700 MHz band to aid smartphone penetration uptake – Ericsson

Chrisee Dela Paz

This is AI generated summarization, which may have errors. For context, always refer to the full article.

700 MHz band to aid smartphone penetration uptake – Ericsson
The 700 MHz band will aid the expected uptake in smartphone penetration in 2018, Ericsson says

MANILA, Philippines – Smartphone subscription penetration is expected to reach around 70% for the Philippines in 2018, the latest edition of the Ericsson South East Asia and Oceania Mobility Report showed.

This makes the 700 megahertz (MHz) frequency band crucial to provide better Internet services in underserved, rural areas, said Sean Gowran, head of Ericsson Philippines and Pacific Islands, on the sidelines of a briefing in Makati City on Thursday, December 10.

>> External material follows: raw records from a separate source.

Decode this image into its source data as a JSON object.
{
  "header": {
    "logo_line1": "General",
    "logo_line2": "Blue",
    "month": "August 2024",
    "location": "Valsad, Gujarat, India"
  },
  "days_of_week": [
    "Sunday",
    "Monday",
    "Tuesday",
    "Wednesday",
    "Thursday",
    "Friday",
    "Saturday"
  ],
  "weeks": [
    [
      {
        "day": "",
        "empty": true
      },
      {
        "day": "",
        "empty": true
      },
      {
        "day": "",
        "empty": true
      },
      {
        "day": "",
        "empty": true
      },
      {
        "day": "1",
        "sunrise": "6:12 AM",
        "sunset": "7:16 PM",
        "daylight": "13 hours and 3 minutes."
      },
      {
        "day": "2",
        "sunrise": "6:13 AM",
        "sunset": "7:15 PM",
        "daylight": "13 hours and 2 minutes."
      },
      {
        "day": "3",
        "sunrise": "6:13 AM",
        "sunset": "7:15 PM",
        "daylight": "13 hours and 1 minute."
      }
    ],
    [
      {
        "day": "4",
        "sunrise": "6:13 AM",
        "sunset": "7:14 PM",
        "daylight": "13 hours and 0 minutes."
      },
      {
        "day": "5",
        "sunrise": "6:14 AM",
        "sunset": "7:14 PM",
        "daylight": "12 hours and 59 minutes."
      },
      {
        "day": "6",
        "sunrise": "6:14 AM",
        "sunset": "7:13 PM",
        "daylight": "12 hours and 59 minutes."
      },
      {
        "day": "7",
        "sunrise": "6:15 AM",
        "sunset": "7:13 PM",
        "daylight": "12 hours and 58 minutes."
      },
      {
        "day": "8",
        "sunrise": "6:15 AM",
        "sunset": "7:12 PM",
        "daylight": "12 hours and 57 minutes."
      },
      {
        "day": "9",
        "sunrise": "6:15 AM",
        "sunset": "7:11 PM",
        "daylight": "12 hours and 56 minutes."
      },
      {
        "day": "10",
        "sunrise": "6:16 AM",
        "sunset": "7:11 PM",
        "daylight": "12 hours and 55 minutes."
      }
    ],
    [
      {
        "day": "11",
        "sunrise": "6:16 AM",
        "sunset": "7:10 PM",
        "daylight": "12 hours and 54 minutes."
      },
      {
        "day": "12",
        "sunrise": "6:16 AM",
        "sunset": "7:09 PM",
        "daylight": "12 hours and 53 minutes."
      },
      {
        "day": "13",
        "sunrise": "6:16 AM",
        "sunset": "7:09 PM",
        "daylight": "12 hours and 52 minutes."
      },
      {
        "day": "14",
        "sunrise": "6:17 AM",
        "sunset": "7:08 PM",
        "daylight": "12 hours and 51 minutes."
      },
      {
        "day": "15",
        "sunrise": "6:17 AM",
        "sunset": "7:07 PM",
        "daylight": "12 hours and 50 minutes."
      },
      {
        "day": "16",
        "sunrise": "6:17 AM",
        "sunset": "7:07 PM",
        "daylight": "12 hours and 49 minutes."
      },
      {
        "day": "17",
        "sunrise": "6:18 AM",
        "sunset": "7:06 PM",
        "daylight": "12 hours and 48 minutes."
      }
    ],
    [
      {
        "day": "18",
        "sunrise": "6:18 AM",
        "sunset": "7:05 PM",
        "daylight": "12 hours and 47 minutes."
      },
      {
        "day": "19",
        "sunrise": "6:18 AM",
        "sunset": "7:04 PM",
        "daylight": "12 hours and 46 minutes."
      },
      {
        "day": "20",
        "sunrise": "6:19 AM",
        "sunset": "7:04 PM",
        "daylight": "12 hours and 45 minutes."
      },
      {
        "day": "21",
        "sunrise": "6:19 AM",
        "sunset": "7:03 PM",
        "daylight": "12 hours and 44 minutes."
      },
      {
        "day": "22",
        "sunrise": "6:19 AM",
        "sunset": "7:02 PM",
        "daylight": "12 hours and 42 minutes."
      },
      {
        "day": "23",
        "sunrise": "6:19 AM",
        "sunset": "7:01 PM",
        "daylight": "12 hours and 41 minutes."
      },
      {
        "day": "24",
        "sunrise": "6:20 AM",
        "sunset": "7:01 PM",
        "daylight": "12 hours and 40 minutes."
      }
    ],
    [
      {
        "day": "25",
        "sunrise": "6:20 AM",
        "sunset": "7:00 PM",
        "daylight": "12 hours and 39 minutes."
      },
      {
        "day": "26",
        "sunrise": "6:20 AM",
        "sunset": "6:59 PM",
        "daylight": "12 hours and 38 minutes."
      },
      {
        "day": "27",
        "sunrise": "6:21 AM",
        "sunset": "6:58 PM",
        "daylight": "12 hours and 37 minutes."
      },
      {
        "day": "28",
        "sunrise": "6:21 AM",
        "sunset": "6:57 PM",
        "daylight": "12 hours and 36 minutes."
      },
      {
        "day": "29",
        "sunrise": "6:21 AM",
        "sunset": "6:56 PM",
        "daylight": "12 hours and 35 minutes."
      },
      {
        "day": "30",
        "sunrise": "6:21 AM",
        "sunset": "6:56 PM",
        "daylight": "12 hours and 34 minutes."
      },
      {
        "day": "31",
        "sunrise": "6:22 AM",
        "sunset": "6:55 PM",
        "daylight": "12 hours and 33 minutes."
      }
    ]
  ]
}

“700 MHz is the lowest band available for cellular communications in the Philippines. The lower the band, the greater coverage you’ll get… which means you’ll have a lower capital investment to cover an area. We have pretty good service for the urban areas. To really provide universal coverage, you’ll need the 700 MHz,” Gowran said.

Philippine Long Distance Telephone Company (PLDT) and Globe Telecom, Incorporated want the re-allocation of 700 MHz, which conglomerate San Miguel Corporation holds, in addition to its 800, 1800, 2300, and 2500 frequency bands.

PLDT, meanwhile, has rights to 800 MHz, 900 MHz, 1,800 MHz, and 2,100 MHz bands. Globe holds 900 MHz, 1,800 MHz, and 2,100 MHz bands.

Data from Ericsson South East Asia and Oceania Mobility Report

Ericsson’s report shows that LTE subscriptions will grow to around 40% of total mobile subscriptions in the Philippines by 2018; while more than 75% of people in the Southeast Asia and Oceania region will have access to LTE networks by 2021.

Data from Ericsson South East Asia and Oceania Mobility Report

“This heightens the need for the 700 MHz, because this is critical for the telco operators in order to roll out affordable services and introduce higher data space,” Gowran said. 

“This year, smartphone subscription penetration for the country is estimated at around 40% and we see this growing to around 70% by 2018,” he added.

The report also shows that with this high subscription penetration, rural areas will become more important in the coming years.

“And to realize the full potential for local market, service providers and device manufactures will need to address existing challenges around availability, affordability, and on increasing consumers’ levels of awareness on the benefits of smartphones and mobile data,” Gowran said.      

Mobile data traffic up      

With the continued rise of smartphones and an accelerated growth in data usage, the total mobile data traffic in the region is seen to increase 14-fold by 2021.

With growing mobile broadband traffic, Gowran said more consumers are migrating to higher data volume packages. 

In the Philippines, almost 60% of consumers are subscribing to 2.1-5GB mobile broadband plans, compared to around 40% in 2014.

Data from Ericsson South East Asia and Oceania Mobility Report

The Ericsson report also said that of the Philippine consumers who have a mobile broadband volume package, around 40% use less than 50% of their plan allocation; while 20% of consumers use more than 100% of their allocation.

The study shows that subscribers are consuming more data than ever before and they are subscribing to larger volume packages, according to Gowran.

“We expect that consumers who underutilize their subscription packages will have a lower perception on the value for money of the package from the service provider,” he said.

“The challenge is that this may lead to churn. This signals an opportunity for operators to reduce churn proactively, recommending the best packages that match their subscribers’ usage pattern,” he added.

The report also said that the countries in the region with the best network performance are Australia and Singapore, due to their leadership in deploying LTE and LTE Advanced. 

Ericsson analysis shows that data-intensive applications, such as HD video streaming, could easily be delivered by mobile networks in Singapore and Australia across the whole coverage area.

“With the next wave of new smartphone users expected to come from rural and remote areas, the challenge will be how to deliver a similar mobile broadband experience to these populations in a cost-effective way,” Gowran said.

The South East Asia and Oceania Ericsson Mobility Report covers smartphone uptake, mobile broadband plans, and network performance across the region. – Rappler.com

Mobile phone image from Shutterstock

Add a comment

Sort by

There are no comments yet. Add your comment to start the conversation.

Summarize this article with AI

How does this make you feel?

Download the Rappler App!